Likewise, a religious scene featuring an enticing Mary Magdalene, such as Titian’s Penitent Mary Magdalene (1565) in the State Hermitage Museum in St Petersburg, a repetition of which sold at Sotheby’s in New York for $4.5m in 2008, is more appealing than the martyrdom of St Hippolytus; the saint was torn apart by horses. Religious figures looking up are also a hard sell (too much chin, perhaps).

Put enough cats in even the worst painting and its value will soar. My Wife’s Lovers (1891), a painting of a clowder of cats by the Austrian artist Carl Kahler, quadrupled its low estimate to sell for $826,000 (with premium) at Sotheby’s, New York, in 2015.

The next indicator is attribution, or rather, the certainty of attribution. A well-documented and published picture will always be more desirable than a newly discovered one. Art-historical momentum counts for a great deal in the market, partly because few people feel confident enough to assess the quality of a painting objectively, and so seek reassurance from the collective opinions of other, more expert, eyes.

Vulnerable to attack An unpublished new discovery, even if endorsed by scholars, will be vulnerable to attack from other market players keen to dissuade “their” client from going elsewh ere. A few muttered “not rights”, and a picture can sink without trace. In 2013, Sotheby’s in New York offered a full-length depiction of Christ Mocked as a work by the 17th-century sculptor Gian Lorenzo Bernini. It was beautifully painted, but had only been published as a Bernini (for whom comparable paintings are all but unknown) since 2001. What’s more, the last line of the note in the catalogue reflected doubts among other scholars, and few were surprised when the painting was bought in against an estimate of $400,000 to $600,000.

A picture’s condition is perhaps the most underrated element of value. Sadly, no group of people has done more harm to paintings over the centuries than those charged with restoring them. Ideally, you want a picture that has never been touched by a restorer in its life. These are hard to find, so the diligent buyer carries a very good torch.

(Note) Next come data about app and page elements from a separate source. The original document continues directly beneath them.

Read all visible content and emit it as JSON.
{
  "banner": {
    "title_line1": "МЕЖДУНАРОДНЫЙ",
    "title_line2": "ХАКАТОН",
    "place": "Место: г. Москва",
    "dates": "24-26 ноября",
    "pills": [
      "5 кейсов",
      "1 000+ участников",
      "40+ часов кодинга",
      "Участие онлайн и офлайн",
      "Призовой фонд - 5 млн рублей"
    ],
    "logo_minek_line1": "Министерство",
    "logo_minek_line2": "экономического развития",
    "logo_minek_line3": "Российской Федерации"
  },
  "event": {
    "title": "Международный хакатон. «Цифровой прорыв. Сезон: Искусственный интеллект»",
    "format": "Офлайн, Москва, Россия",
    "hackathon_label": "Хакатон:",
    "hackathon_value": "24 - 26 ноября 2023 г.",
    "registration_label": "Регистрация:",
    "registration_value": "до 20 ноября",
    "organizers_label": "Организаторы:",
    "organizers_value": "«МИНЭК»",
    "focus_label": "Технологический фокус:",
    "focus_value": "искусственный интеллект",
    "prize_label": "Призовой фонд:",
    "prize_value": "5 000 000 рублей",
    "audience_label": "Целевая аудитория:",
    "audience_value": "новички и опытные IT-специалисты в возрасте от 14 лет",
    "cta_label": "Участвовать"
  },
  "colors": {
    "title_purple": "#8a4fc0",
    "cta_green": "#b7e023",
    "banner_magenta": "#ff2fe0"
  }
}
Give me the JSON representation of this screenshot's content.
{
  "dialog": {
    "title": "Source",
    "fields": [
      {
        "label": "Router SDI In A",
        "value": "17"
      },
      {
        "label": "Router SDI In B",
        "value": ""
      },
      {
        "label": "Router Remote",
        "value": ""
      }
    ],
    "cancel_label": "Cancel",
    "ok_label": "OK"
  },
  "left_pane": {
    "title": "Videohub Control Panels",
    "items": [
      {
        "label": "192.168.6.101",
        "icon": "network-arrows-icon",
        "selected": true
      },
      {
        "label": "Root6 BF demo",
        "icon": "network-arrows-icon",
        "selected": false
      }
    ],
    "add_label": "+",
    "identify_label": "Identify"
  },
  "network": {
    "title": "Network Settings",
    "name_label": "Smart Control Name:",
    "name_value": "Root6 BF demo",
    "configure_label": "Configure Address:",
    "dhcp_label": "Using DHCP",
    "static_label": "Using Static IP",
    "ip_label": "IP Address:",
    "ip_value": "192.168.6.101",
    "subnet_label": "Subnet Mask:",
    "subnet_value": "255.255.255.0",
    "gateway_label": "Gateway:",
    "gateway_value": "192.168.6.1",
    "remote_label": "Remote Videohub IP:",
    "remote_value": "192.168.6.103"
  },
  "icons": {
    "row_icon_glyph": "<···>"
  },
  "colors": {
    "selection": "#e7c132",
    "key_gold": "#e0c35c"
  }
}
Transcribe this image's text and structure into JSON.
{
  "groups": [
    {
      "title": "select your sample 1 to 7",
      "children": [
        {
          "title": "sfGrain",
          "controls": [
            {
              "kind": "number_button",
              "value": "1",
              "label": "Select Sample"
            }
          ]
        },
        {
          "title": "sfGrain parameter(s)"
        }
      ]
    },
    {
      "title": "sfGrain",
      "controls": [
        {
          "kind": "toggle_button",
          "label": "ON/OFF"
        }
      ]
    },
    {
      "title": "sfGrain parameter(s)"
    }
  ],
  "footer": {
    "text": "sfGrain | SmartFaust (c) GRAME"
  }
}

Of course, the market is often hard to predict. Although attractive sitters tend to be more desirable, the second highest price at auction for a Van Dyck is for a head study of a scruffy, bearded, old man. Two Studies of a Bearded Man sold for $7.3m at Sotheby’s, New York, in 2010. But this extraordinary picture reflects a new trend in Old Masters—namely, anything that looks modern is in demand. A head study by a great 17th-century artist can feel just as contemporary as one by the Modern British painter Lucian Freud. Consequently, such sketches are probably now more desirable than ever.

The ABCs of value • Rock-solid Attribution

There must be no doubts • Is she a Beauty?

Sexy subjects (and cats) sell

• Country-house Condition

The less (re)touched, the better